Plastic Waste and the Climate Crisis
This bi-monthly blog series will focus on the growing global issue of plastic waste in the environment. In it, we will discuss the threat plastic waste poses to the environment and economies around the globe, solutions on the horizon, as well as companies and organizations that are, like Resinate, working to make a difference.
When we talk about lowering greenhouse gas emissions, clean and renewable energy is often the focus. While a shift to renewable energy can tackle about 55% of global greenhouse gas emissions1, it is an incomplete response to the global climate crisis. What about the other 45%?
That remaining 45% comes from the production of goods, and Ellen MacArthur has illustrated that implementing a circular economy in five key industries – cement, aluminum, steel, food, and plastics – can eliminate almost half of this 45%. That would equivalent to eliminating all emissions from transport.
In the plastics industry, many players still follow a linear economy model, in which they take-make-waste raw materials, especially with the more difficult to recycle plastics. Traditional methods of plastic recycling most commonly involve reheating the plastic. This is problematic because the quality and performance characteristics of plastic degrade each time it is reheated. Thus, most plastic is only reprocessed once before becoming waste.2 In order to reduce carbon emissions and stop the 8 million tons of plastic from flowing into our oceans every year, we must innovate to make the transition to a circular economy. Throughout the year our blog entries have discussed a few of the many organizations and companies working to do this.
At Resinate, this is what my team and I work on every day. Each of us is passionate about doing our part to address the climate crisis and the plastic waste problem. My team focuses on creating technologies and processes that allow us to break plastic down to the molecular level, rebuild it in a way that harnesses the inherent performance characteristics of that material, and create a higher value good with a longer lifecycle. What drew me to Resinate was not only the fact that I could help create new outlets for plastic waste, but also turn that plastic waste into materials like coatings that will protect and extend the lifecycle of resources like steel, cement, and wood.
Since joining Resinate, I have found that people are often surprised that a great solution that performs well, reduces emissions, and tackles the plastic waste issue is not necessarily an easy sell. I have realized that even when all things are created equal (performance, cost, physical properties), companies are often still reluctant to make the change to new, greener technology – but not without reason. One reason is that formulating with and testing a new material takes a lot of time and money, and so far there are not sufficient laws and regulations to provide an incentive to change.

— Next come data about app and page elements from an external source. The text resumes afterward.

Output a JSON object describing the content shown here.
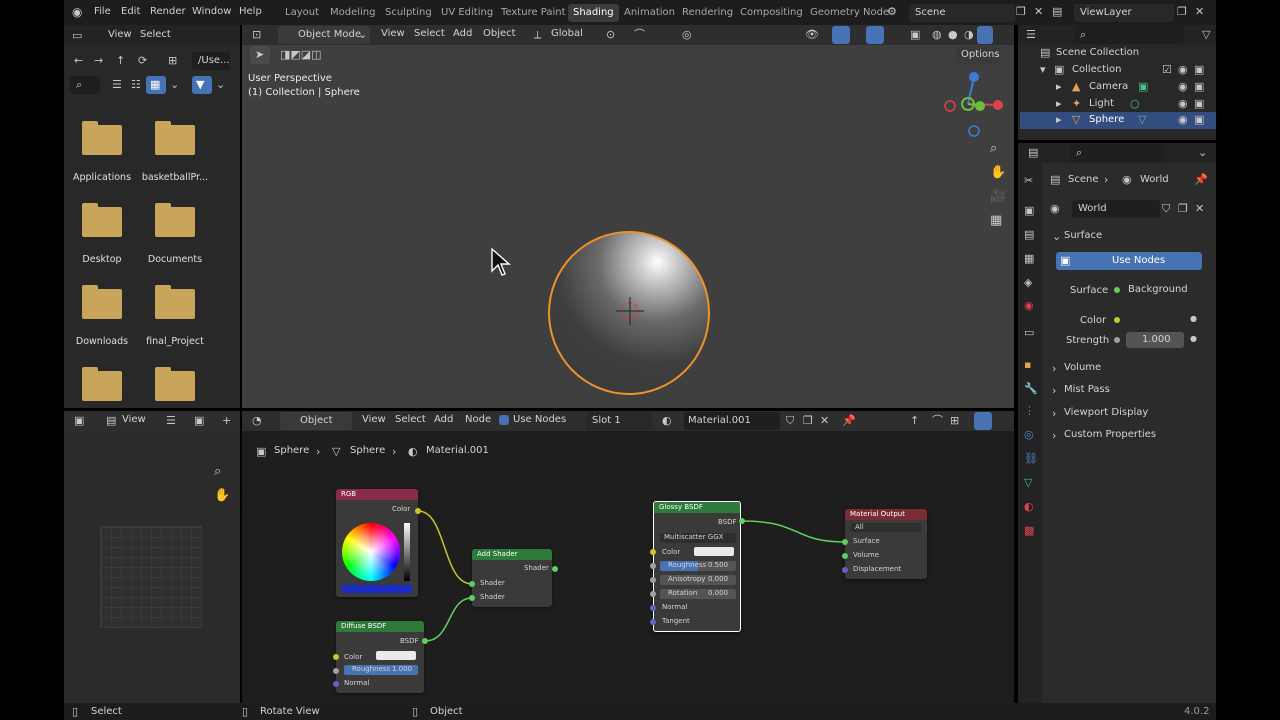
{
  "menu": {
    "file": "File",
    "edit": "Edit",
    "render": "Render",
    "window": "Window",
    "help": "Help"
  },
  "workspaces": [
    "Layout",
    "Modeling",
    "Sculpting",
    "UV Editing",
    "Texture Paint",
    "Shading",
    "Animation",
    "Rendering",
    "Compositing",
    "Geometry Node"
  ],
  "active_workspace": "Shading",
  "scene_field": "Scene",
  "viewlayer_field": "ViewLayer",
  "filebrowser": {
    "view": "View",
    "select": "Select",
    "path": "/Use...",
    "items": [
      "Applications",
      "basketballPr...",
      "Desktop",
      "Documents",
      "Downloads",
      "final_Project"
    ]
  },
  "viewport": {
    "mode": "Object Mode",
    "view": "View",
    "select": "Select",
    "add": "Add",
    "object": "Object",
    "orientation": "Global",
    "options": "Options",
    "overlay_line1": "User Perspective",
    "overlay_line2": "(1) Collection | Sphere"
  },
  "outliner": {
    "scene_collection": "Scene Collection",
    "collection": "Collection",
    "items": [
      "Camera",
      "Light",
      "Sphere"
    ]
  },
  "properties": {
    "breadcrumb_scene": "Scene",
    "breadcrumb_world": "World",
    "world_name": "World",
    "surface_header": "Surface",
    "use_nodes_btn": "Use Nodes",
    "surface_label": "Surface",
    "surface_value": "Background",
    "color_label": "Color",
    "strength_label": "Strength",
    "strength_value": "1.000",
    "sections": [
      "Volume",
      "Mist Pass",
      "Viewport Display",
      "Custom Properties"
    ]
  },
  "image_editor": {
    "view": "View"
  },
  "node_editor": {
    "object": "Object",
    "view": "View",
    "select": "Select",
    "add": "Add",
    "node": "Node",
    "use_nodes": "Use Nodes",
    "slot": "Slot 1",
    "material": "Material.001",
    "breadcrumb": [
      "Sphere",
      "Sphere",
      "Material.001"
    ]
  },
  "nodes": {
    "rgb": {
      "title": "RGB",
      "out": "Color"
    },
    "add_shader": {
      "title": "Add Shader",
      "out": "Shader",
      "in1": "Shader",
      "in2": "Shader"
    },
    "diffuse": {
      "title": "Diffuse BSDF",
      "out": "BSDF",
      "color": "Color",
      "roughness": "Roughness",
      "roughness_val": "1.000",
      "normal": "Normal"
    },
    "glossy": {
      "title": "Glossy BSDF",
      "out": "BSDF",
      "dist": "Multiscatter GGX",
      "color": "Color",
      "roughness": "Roughness",
      "roughness_val": "0.500",
      "anisotropy": "Anisotropy",
      "anisotropy_val": "0.000",
      "rotation": "Rotation",
      "rotation_val": "0.000",
      "normal": "Normal",
      "tangent": "Tangent"
    },
    "output": {
      "title": "Material Output",
      "target": "All",
      "surface": "Surface",
      "volume": "Volume",
      "displacement": "Displacement"
    }
  },
  "statusbar": {
    "select": "Select",
    "rotate": "Rotate View",
    "object": "Object",
    "version": "4.0.2"
  },
  "colors": {
    "accent": "#4772b3",
    "selection": "#f0922c",
    "shader_header": "#2d7a3a",
    "input_header": "#8a2c47",
    "output_header": "#7a2b33"
  }
}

This is the stage of innovation we are at – how do we incentivize companies to make the switch to greener materials? How do we make what seems like the natural choice the preferred and obvious choice?
1. Completing the Picture – How the Circular Economy Tackles Climate Change, by Ellen MacArthur Foundation and Material Economics (V.3, September 26, 2019)